(What needs to be done):
Which lines in the material below contain the word "value"? Copy each of them.

(Data shown):

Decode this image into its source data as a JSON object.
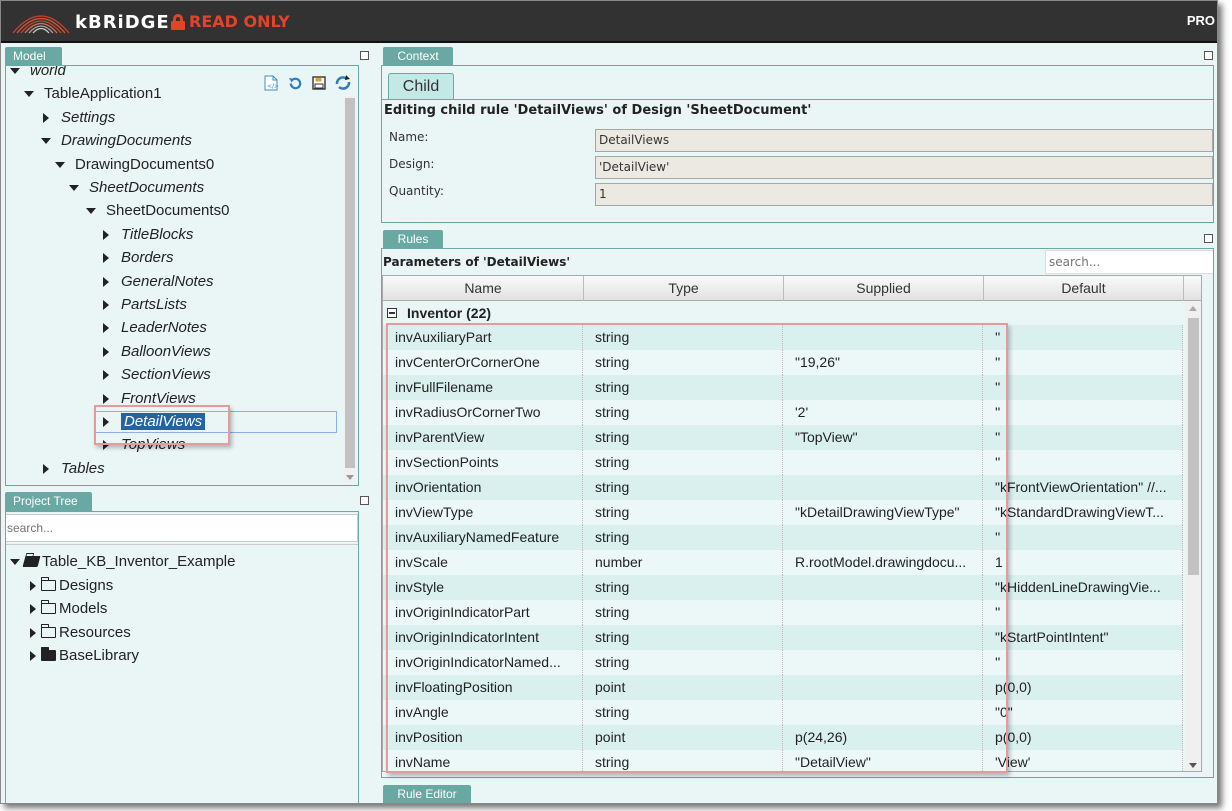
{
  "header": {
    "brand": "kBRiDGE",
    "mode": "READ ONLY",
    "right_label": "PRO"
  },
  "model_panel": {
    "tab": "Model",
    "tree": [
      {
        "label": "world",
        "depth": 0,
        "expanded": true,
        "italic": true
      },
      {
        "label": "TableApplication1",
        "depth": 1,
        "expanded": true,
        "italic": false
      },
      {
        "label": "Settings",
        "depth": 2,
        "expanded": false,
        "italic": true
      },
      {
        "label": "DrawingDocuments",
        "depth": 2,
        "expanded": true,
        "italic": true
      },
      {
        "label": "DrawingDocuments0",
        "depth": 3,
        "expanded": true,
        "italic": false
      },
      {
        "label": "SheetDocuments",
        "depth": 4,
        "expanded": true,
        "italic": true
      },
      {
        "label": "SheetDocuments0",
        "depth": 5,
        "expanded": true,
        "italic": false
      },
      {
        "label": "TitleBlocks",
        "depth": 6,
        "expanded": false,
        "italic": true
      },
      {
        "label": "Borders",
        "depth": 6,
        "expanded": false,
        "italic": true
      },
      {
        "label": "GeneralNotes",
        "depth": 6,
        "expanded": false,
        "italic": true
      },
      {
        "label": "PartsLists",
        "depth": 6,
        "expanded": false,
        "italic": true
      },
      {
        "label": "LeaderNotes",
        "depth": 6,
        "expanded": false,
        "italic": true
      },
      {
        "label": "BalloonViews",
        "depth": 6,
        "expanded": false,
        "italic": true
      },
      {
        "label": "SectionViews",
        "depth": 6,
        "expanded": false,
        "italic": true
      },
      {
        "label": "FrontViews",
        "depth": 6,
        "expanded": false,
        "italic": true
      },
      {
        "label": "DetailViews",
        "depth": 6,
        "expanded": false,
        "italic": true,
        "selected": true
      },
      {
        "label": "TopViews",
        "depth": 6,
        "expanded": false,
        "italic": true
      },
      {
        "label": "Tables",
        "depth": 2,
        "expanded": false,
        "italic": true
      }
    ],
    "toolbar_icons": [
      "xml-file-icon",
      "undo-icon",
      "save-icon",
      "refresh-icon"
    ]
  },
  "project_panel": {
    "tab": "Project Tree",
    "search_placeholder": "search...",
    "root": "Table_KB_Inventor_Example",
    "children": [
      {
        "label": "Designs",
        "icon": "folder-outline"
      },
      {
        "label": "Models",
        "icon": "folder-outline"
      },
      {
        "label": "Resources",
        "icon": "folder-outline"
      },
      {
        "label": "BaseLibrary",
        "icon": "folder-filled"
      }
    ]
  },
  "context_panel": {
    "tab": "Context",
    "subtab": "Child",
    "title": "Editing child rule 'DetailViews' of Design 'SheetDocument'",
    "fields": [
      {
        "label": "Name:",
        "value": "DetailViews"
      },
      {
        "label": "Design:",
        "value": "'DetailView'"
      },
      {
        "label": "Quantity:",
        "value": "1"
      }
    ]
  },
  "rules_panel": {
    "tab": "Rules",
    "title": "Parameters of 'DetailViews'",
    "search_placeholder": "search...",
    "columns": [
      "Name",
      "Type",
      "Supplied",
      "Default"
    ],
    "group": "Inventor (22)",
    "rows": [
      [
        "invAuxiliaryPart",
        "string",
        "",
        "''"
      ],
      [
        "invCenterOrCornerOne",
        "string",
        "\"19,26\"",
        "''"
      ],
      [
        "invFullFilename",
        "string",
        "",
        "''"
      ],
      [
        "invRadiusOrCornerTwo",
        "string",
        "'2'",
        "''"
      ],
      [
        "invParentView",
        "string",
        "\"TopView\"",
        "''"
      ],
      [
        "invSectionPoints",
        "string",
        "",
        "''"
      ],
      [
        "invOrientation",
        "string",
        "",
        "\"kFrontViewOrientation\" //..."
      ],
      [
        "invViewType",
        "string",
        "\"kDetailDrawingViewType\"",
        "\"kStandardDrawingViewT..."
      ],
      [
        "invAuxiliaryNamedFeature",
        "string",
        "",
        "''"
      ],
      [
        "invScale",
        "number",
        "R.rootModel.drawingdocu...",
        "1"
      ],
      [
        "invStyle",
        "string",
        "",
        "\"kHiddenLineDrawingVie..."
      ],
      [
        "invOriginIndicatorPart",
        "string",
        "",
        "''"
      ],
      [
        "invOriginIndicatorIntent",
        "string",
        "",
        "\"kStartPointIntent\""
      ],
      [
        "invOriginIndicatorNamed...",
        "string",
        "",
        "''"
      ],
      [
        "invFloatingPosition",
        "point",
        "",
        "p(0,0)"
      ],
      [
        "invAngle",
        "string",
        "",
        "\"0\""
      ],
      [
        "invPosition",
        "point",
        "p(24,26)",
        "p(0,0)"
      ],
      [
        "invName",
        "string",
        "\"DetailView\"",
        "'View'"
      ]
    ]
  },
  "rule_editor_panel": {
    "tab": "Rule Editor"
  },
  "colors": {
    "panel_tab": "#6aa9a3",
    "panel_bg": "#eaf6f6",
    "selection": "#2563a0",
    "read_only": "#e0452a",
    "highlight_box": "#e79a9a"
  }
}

(Exercise solution):
        "value": "DetailViews"
        "value": "'DetailView'"
        "value": "1"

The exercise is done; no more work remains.